A global, mutual economic slowdown should enable the planet some time to continue healing as we’ve seen happening in recent months with the ozone layer’s miraculous recovery. This all will lead to more time to travel, and a more localised approach to the way we do things.
It won’t necessarily mean that that trip to Thailand will never happen, but that it may be a once in a lifetime adventure as opposed to an annual holiday, whilst long weekends out to Europe become oh so much more frequent!
However, there are a lot of complications to make this utopia a reality. Big business has a lot of stake in the oil and airline industries, and will not give them it without a fight.
Short and medium-term social distancing measures make capacity onboard trains half their usual, and thus the risk of higher fares loom. While fear of contagion continues, the perceived safety of one’s own personal vehicle will be a mighty temptress in our battle for greener travel post lockdown. And already familiar to those yellow fever-stricken countries, ‘immunity passports’ of some form are bound to take off to minimise further outbreaks in the future.
The Schengen Zone will likely maintain most of its free movement of people when safe to do so, but how the likely responsible 14-day quarantines will operate is hard to say at this point.
There’s already talk of ‘safe travel corridors’ for countries with similarly well-contained outbreaks such as Denmark, Austria, Greece and New Zealand, and even ideas of reciprocal tourism arrangements with countries equivalently badly hit, such as Spain and Italy.
However, at least at first, international rail travel will suffer hugely; it’s just not yet safe to run services between regions with different rates of infection, and so what very little tourism may take place this summer could well be picked up by the few airlines that have clung on through.
- What are your travel plans for the future looking like?
All this being said, I’m ecstatic by the ‘free pass’ I’ve been given to explore more locally.
Restricted to the province of Granada until July, there are so many adventures to be had at my doorstep, and the same can be said of so many of us; though we’ve just always failed to see it! The idea that holidays and adventures only exist at the arse end of a long haul flight is just bollocks.
Now, more than ever, we’re all desperate to get out and explore, though where we can go is severely limited. But that’s okay! There’s plenty of time for some broader adventures in the future and for now, maybe these mini-trips and mini-adventures can remind us what’s really important in our travels. It’s not just about the country and landmark checklist, it’s about getting out and seeing new things!
I’ve already got far too many routes bubbling to the surface, from a through-hike across the Sierra Nevada (while the snow’s still around I hope!) and a trail connecting the various villages of the Alpujarras, to some day rides by bike down to the coast and to various little pueblos I’ve always intended to visit.
One arm of the Camino de Santiago trail passes through Granada too!
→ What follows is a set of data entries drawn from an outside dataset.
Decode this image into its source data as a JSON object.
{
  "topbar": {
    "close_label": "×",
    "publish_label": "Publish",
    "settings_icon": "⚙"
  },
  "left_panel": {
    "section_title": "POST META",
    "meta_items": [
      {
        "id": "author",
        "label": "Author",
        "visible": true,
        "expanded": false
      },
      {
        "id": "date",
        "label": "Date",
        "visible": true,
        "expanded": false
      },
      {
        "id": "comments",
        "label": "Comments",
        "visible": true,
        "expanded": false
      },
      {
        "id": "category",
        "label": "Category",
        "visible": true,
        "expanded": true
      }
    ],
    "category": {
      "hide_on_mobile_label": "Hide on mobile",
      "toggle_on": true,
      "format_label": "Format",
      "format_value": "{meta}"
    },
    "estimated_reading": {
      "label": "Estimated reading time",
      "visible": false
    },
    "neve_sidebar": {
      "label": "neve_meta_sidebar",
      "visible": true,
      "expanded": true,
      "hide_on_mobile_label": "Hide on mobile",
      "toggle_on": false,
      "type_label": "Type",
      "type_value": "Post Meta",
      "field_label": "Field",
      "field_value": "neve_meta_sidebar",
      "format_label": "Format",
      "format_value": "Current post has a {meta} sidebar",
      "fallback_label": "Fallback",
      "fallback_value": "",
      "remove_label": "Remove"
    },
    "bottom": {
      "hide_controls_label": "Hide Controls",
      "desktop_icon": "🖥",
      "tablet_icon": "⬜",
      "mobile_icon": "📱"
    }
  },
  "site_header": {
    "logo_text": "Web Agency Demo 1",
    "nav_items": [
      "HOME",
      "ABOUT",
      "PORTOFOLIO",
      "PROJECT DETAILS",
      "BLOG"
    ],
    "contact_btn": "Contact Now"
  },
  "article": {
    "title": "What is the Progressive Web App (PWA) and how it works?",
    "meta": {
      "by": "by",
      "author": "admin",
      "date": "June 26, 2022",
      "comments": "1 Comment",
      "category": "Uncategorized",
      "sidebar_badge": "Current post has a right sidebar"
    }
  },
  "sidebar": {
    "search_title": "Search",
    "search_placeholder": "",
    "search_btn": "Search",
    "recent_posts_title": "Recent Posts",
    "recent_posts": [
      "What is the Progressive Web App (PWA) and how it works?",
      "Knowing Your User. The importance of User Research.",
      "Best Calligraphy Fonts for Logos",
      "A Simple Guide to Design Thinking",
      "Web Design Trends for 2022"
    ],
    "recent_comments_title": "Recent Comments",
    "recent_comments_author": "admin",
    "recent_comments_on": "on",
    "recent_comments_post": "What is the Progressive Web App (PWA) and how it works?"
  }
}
If I can sneak across to neighbouring provinces in the coming weeks or months, I’ve pegged out a 130km converted railway line to cycle from Jaén, and a stunning hiking trail from Ronda through the mountains to Tarifa.
I’d originally planned to amble my way up to Mallorca this summer, to take some sailing courses and network there, in search of a boat and crew with whom I’d cross the Atlantic Ocean in November in order to begin my next odyssey through South and Central America.
My ‘back-up’ was to salvage the Middle Eastern tour I had to cancel last year due to visa restraints and navigate what I can safely, en route to Central Asia and its nefarious ‘Stans! Though immunity passports of some form, I imagine, will hinder such a backup. Let’s see how things unravel.
I can’t thank Dan enough for sharing all of his incredible knowledge with me. He’s been a real inspiration to me, and I can’t wait to use his tips to discover more of our beautiful planet, once it’s safe to do so.
For more from him, here are all of his online homes:
Listen to his beautiful album here: